* [The records]:
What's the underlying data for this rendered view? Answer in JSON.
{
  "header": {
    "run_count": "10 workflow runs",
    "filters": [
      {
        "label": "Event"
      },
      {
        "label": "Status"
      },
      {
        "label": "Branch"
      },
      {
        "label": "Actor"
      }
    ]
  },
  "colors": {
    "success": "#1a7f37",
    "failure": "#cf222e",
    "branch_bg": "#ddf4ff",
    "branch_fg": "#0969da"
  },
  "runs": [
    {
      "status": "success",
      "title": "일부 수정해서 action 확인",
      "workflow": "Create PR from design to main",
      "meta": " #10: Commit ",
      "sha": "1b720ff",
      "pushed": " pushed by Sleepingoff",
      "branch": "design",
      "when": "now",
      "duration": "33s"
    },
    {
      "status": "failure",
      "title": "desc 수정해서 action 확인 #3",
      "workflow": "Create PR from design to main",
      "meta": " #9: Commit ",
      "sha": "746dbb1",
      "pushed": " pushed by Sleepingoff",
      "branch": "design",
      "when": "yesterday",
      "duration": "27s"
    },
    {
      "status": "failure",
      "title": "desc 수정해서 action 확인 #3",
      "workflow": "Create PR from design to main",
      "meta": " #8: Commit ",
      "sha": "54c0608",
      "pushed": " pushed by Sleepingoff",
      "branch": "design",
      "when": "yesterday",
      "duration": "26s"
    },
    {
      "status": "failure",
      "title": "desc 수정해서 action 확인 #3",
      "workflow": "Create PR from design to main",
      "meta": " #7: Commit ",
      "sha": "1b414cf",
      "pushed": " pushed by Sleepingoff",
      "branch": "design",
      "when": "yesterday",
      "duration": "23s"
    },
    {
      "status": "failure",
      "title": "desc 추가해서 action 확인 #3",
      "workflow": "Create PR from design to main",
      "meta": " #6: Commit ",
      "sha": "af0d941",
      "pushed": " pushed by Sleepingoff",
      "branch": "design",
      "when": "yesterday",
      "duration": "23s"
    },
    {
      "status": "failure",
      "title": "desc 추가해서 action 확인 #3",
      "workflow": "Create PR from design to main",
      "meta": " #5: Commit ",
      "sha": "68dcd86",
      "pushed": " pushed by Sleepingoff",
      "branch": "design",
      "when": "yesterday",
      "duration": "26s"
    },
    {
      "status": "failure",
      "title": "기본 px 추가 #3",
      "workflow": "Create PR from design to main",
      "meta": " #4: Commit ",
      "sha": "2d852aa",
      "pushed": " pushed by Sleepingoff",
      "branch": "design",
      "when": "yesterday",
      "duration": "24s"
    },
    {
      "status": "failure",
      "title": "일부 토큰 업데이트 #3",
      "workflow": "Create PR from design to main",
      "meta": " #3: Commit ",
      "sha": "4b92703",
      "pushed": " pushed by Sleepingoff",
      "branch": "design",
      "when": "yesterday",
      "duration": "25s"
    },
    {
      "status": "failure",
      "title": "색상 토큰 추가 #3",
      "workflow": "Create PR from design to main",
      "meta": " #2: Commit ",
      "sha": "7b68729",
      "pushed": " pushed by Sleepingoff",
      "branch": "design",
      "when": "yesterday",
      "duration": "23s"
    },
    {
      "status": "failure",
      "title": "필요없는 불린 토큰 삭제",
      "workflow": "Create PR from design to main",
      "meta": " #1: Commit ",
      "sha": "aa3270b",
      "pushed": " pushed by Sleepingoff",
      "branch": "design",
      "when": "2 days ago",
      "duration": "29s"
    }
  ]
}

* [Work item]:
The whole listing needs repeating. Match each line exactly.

* [Finished task]:
What's the underlying data for this rendered view? Answer in JSON.
{
  "header": {
    "run_count": "10 workflow runs",
    "filters": [
      {
        "label": "Event"
      },
      {
        "label": "Status"
      },
      {
        "label": "Branch"
      },
      {
        "label": "Actor"
      }
    ]
  },
  "colors": {
    "success": "#1a7f37",
    "failure": "#cf222e",
    "branch_bg": "#ddf4ff",
    "branch_fg": "#0969da"
  },
  "runs": [
    {
      "status": "success",
      "title": "일부 수정해서 action 확인",
      "workflow": "Create PR from design to main",
      "meta": " #10: Commit ",
      "sha": "1b720ff",
      "pushed": " pushed by Sleepingoff",
      "branch": "design",
      "when": "now",
      "duration": "33s"
    },
    {
      "status": "failure",
      "title": "desc 수정해서 action 확인 #3",
      "workflow": "Create PR from design to main",
      "meta": " #9: Commit ",
      "sha": "746dbb1",
      "pushed": " pushed by Sleepingoff",
      "branch": "design",
      "when": "yesterday",
      "duration": "27s"
    },
    {
      "status": "failure",
      "title": "desc 수정해서 action 확인 #3",
      "workflow": "Create PR from design to main",
      "meta": " #8: Commit ",
      "sha": "54c0608",
      "pushed": " pushed by Sleepingoff",
      "branch": "design",
      "when": "yesterday",
      "duration": "26s"
    },
    {
      "status": "failure",
      "title": "desc 수정해서 action 확인 #3",
      "workflow": "Create PR from design to main",
      "meta": " #7: Commit ",
      "sha": "1b414cf",
      "pushed": " pushed by Sleepingoff",
      "branch": "design",
      "when": "yesterday",
      "duration": "23s"
    },
    {
      "status": "failure",
      "title": "desc 추가해서 action 확인 #3",
      "workflow": "Create PR from design to main",
      "meta": " #6: Commit ",
      "sha": "af0d941",
      "pushed": " pushed by Sleepingoff",
      "branch": "design",
      "when": "yesterday",
      "duration": "23s"
    },
    {
      "status": "failure",
      "title": "desc 추가해서 action 확인 #3",
      "workflow": "Create PR from design to main",
      "meta": " #5: Commit ",
      "sha": "68dcd86",
      "pushed": " pushed by Sleepingoff",
      "branch": "design",
      "when": "yesterday",
      "duration": "26s"
    },
    {
      "status": "failure",
      "title": "기본 px 추가 #3",
      "workflow": "Create PR from design to main",
      "meta": " #4: Commit ",
      "sha": "2d852aa",
      "pushed": " pushed by Sleepingoff",
      "branch": "design",
      "when": "yesterday",
      "duration": "24s"
    },
    {
      "status": "failure",
      "title": "일부 토큰 업데이트 #3",
      "workflow": "Create PR from design to main",
      "meta": " #3: Commit ",
      "sha": "4b92703",
      "pushed": " pushed by Sleepingoff",
      "branch": "design",
      "when": "yesterday",
      "duration": "25s"
    },
    {
      "status": "failure",
      "title": "색상 토큰 추가 #3",
      "workflow": "Create PR from design to main",
      "meta": " #2: Commit ",
      "sha": "7b68729",
      "pushed": " pushed by Sleepingoff",
      "branch": "design",
      "when": "yesterday",
      "duration": "23s"
    },
    {
      "status": "failure",
      "title": "필요없는 불린 토큰 삭제",
      "workflow": "Create PR from design to main",
      "meta": " #1: Commit ",
      "sha": "aa3270b",
      "pushed": " pushed by Sleepingoff",
      "branch": "design",
      "when": "2 days ago",
      "duration": "29s"
    }
  ]
}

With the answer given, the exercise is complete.